[RECORDS SHOWN]
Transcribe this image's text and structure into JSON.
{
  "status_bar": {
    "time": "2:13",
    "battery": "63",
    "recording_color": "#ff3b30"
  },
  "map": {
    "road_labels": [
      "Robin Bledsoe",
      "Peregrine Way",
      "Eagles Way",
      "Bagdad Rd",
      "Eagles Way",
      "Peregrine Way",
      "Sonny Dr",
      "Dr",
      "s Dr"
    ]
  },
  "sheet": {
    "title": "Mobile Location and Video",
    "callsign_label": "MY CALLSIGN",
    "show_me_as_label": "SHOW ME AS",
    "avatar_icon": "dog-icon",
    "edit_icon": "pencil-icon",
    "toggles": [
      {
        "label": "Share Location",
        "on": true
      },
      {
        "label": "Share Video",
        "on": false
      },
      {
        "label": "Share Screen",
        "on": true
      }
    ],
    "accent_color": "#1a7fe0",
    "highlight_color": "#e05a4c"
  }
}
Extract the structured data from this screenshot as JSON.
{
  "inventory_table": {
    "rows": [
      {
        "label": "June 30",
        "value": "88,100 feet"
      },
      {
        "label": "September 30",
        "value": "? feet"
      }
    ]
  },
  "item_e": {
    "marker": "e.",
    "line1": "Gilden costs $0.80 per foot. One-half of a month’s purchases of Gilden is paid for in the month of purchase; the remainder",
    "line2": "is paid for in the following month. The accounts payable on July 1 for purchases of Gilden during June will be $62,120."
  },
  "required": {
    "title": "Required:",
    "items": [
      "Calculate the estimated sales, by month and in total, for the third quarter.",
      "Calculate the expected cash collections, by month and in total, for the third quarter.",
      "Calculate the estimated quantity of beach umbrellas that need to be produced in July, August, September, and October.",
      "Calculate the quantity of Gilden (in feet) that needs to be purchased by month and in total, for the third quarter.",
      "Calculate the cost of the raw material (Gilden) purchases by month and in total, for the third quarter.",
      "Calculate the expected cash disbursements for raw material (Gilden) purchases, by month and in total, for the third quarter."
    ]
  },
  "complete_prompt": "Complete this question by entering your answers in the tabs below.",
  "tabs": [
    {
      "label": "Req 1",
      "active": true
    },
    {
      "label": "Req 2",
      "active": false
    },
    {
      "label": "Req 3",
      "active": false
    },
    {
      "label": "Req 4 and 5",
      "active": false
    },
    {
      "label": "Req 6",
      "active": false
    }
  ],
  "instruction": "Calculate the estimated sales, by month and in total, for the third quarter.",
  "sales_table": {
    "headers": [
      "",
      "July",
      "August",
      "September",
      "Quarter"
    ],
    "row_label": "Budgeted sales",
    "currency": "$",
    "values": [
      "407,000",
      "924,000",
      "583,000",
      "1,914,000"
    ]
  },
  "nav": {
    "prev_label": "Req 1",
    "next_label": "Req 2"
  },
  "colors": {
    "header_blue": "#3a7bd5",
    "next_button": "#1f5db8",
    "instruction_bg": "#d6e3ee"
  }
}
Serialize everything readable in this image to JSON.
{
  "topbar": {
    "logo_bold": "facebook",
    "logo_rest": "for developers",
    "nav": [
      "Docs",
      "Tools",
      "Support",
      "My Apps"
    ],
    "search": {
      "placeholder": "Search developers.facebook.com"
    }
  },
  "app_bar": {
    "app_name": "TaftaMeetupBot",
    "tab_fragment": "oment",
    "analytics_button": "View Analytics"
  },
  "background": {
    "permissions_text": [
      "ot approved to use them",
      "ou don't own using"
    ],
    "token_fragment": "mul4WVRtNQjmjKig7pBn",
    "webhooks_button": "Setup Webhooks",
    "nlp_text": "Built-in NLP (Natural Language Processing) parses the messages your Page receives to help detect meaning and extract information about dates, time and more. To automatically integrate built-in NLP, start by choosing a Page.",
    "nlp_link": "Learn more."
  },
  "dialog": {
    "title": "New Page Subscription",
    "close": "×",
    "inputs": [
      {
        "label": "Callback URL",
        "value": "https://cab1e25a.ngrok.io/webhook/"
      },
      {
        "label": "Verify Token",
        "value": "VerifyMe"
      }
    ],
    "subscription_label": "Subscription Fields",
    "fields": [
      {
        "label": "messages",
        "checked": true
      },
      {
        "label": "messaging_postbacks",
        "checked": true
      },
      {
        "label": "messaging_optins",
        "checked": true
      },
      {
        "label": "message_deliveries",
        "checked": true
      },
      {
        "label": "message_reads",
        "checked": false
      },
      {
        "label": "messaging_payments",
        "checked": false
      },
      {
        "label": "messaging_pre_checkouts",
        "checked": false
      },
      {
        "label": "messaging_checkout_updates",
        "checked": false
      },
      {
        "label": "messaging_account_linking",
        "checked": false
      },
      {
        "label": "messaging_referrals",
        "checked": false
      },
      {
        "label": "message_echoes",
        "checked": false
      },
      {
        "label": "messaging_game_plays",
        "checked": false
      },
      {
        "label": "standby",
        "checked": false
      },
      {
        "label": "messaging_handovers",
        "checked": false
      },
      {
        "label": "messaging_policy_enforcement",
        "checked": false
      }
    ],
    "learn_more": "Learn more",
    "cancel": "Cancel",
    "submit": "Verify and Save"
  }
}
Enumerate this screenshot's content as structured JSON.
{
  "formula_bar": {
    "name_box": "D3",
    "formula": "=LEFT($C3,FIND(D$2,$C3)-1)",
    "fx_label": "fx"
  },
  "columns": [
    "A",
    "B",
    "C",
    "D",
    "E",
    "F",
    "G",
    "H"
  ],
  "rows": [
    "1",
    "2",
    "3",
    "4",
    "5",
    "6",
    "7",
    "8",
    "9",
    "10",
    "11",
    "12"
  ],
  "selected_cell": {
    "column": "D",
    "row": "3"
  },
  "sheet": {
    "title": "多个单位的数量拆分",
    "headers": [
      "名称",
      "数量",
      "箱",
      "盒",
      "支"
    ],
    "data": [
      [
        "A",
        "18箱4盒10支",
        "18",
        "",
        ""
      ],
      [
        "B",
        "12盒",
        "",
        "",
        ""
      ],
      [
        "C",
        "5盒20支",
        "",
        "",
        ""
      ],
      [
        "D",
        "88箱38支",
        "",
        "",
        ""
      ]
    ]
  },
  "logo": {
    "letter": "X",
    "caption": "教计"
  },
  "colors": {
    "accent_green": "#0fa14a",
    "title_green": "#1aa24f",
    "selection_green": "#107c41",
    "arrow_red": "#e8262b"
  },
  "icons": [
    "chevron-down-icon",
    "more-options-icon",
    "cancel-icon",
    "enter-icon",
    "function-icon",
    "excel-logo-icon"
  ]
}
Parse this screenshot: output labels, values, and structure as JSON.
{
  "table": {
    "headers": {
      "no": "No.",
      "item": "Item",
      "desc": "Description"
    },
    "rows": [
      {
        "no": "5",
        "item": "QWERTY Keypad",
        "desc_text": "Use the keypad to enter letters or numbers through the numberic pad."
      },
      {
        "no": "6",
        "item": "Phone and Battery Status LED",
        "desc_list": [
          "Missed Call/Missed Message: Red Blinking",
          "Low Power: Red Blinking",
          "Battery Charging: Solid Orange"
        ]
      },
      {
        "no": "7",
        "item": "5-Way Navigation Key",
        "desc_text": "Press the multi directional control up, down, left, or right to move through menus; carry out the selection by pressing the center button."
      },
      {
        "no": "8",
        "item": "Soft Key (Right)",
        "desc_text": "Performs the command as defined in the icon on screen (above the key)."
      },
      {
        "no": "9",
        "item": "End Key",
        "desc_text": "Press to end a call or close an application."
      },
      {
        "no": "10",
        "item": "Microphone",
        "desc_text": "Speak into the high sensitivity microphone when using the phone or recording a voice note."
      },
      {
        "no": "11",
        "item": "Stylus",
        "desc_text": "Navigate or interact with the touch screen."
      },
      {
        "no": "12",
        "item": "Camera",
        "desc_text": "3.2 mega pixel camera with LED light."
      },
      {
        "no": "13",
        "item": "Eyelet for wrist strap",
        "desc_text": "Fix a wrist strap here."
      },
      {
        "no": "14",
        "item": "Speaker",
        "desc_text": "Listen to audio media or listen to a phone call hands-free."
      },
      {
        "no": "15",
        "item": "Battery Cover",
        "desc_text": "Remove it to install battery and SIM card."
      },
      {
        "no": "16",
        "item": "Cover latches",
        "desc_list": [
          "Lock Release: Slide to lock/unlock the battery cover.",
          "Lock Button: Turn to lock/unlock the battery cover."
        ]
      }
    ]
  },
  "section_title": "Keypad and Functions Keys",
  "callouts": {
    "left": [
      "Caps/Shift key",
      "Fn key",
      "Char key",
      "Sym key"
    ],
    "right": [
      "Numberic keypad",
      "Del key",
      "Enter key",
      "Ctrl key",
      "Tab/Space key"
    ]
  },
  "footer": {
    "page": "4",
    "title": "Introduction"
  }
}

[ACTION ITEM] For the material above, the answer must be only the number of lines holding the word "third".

[TASK ANSWER] 6